The 6th Mississippi Infantry Regiment was made up of men from Rankin, Quitman, Leake, Scott, Copiah, and Simpson counties. From Corinth they were ordered to carry five days rations and 100 rounds per man. The regiment arrived at Shiloh with only 425 men. There, they would fight in Patrick Cleburne’s brigade.
They were in the front line attacking the Federal army near Shiloh Church in a small field known as Rhea Field. Camped there was the 53rd Ohio Infantry under Colonel Jesse Appler. The Federal soldiers were in a good position on the high ground behind their tents. The 23rd Tennessee Infantry was advancing alongside of the 6th Mississippi. All together they numbered about a thousand men.
As the two regiments advanced from the tree line into the open, Appler’s Ohio infantry opened a devastating fire. Both Confederate regiments quickly withdrew into the cover of the forest. The 23rd Tennessee broke completely and the officers were unable to reform them. This left the 6th Mississippi to face twice their numbers alone. Colonel Thornton would pick up the colors when the color bearer went down and in turn fall severely wounded. Seven color bearer’s would be wounded in the attack at Rhea Field.
Major Robert Lowry
Major Robert Lowry would take command and lead the 6th on another charge. He would fall with two wounds at the head of the regiment. As this charge soon died away, Colonel Appler of the 53rd Ohio panicked. He yelled, “Every man for himself!” He quickly showed them the way by turning and racing toward Pittsburg Landing. Most of the 53rd Ohio followed his example.

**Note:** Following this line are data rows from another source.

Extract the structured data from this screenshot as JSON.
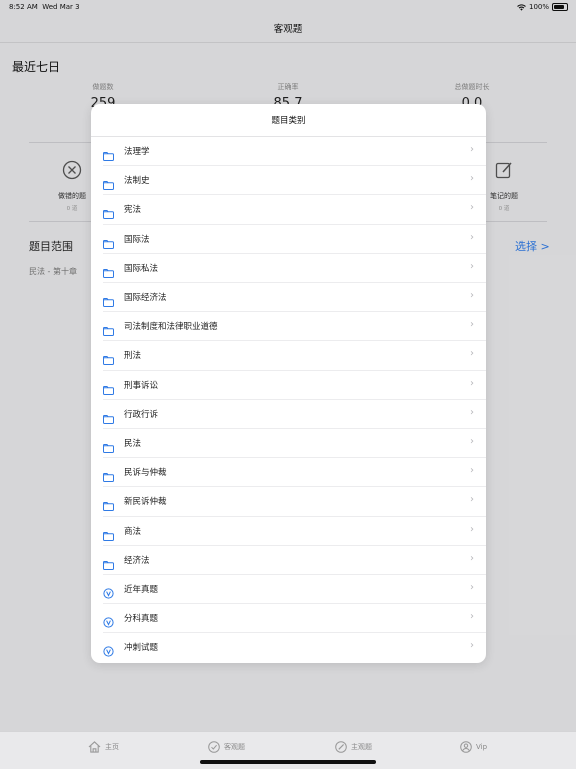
{
  "status_bar": {
    "time": "8:52 AM",
    "date": "Wed Mar 3",
    "battery": "100%"
  },
  "nav": {
    "title": "客观题"
  },
  "background": {
    "section_title": "最近七日",
    "stats": [
      {
        "label": "做题数",
        "value": "259"
      },
      {
        "label": "正确率",
        "value": "85.7"
      },
      {
        "label": "总做题时长",
        "value": "0.0"
      }
    ],
    "wrong": {
      "label": "做错的题",
      "count": "0 道"
    },
    "notes": {
      "label": "笔记的题",
      "count": "0 道"
    },
    "range_title": "题目范围",
    "range_value": "民法 - 第十章 ",
    "select_label": "选择 >"
  },
  "modal": {
    "title": "题目类别",
    "items": [
      {
        "label": "法理学",
        "icon": "folder-icon"
      },
      {
        "label": "法制史",
        "icon": "folder-icon"
      },
      {
        "label": "宪法",
        "icon": "folder-icon"
      },
      {
        "label": "国际法",
        "icon": "folder-icon"
      },
      {
        "label": "国际私法",
        "icon": "folder-icon"
      },
      {
        "label": "国际经济法",
        "icon": "folder-icon"
      },
      {
        "label": "司法制度和法律职业道德",
        "icon": "folder-icon"
      },
      {
        "label": "刑法",
        "icon": "folder-icon"
      },
      {
        "label": "刑事诉讼",
        "icon": "folder-icon"
      },
      {
        "label": "行政行诉",
        "icon": "folder-icon"
      },
      {
        "label": "民法",
        "icon": "folder-icon"
      },
      {
        "label": "民诉与仲裁",
        "icon": "folder-icon"
      },
      {
        "label": "新民诉仲裁",
        "icon": "folder-icon"
      },
      {
        "label": "商法",
        "icon": "folder-icon"
      },
      {
        "label": "经济法",
        "icon": "folder-icon"
      },
      {
        "label": "近年真题",
        "icon": "vip-icon"
      },
      {
        "label": "分科真题",
        "icon": "vip-icon"
      },
      {
        "label": "冲刺试题",
        "icon": "vip-icon"
      }
    ]
  },
  "tabs": [
    {
      "label": "主页",
      "icon": "home-icon"
    },
    {
      "label": "客观题",
      "icon": "check-circle-icon"
    },
    {
      "label": "主观题",
      "icon": "pen-circle-icon"
    },
    {
      "label": "Vip",
      "icon": "user-circle-icon"
    }
  ],
  "colors": {
    "accent": "#2f7ae5"
  }
}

Of the 425 men that went into Rhea Field, only sixty would be present to answer roll call following the fight. After the battle, when they returned to Corinth, they would only muster 100 men. The rest were either killed, wounded or missing.
Colonel Thornton would be forced to resign his commission because of his wounds. Major Robert Lowry would survive his two wounds and later be promoted to brigadier general. He would fight through the rest of the war and surrender in Greensboro, North Carolina in 1865. But, from April 6, 1862 forward, the 6th Mississippi would become known as the “Bloody Sixth”.
The burial trench above contains the remains of many of the men of the 6th Mississippi Infantry listed below.
Burkholder, Abraham, Private; killed at Shiloh
Chandler, Wade, Private; killed at Shiloh
Miller, W. D., Private; killed at Shiloh
Myers, Isaac, Private; killed at Shiloh
Ennis, J., Private; killed at Shiloh
Strong, Claiborne F., Private; killed at Shiloh
Hall, W. A., Private; 4th Corporal; killed at Shiloh
Henry, D. F., Private; killed at Shiloh
West, H., Private, 3rd Corporal; killed at Shiloh
Childers, J. W., Private; killed at Shiloh
Cook, J. W., Private; killed at Shiloh
Derrick, Silas H., Private; wounded mortally in lungs at Shiloh
Reeves, W., Private; killed at Shiloh
Hix, Josiah, Private; killed at Shiloh
Whitehead, J., Private; killed at Shiloh
Owen, Gus Roland, Private; killed at Shiloh
James, James M., Private; killed at Shiloh
Willis, Thomas H., Lieutenant; killed at Shiloh
McLendon, Elias, Private; killed at Shiloh
Gordon, Stephen, Private; killed at Shiloh
Webb, J. M., Private; wounded mortally both legs and arms at Shiloh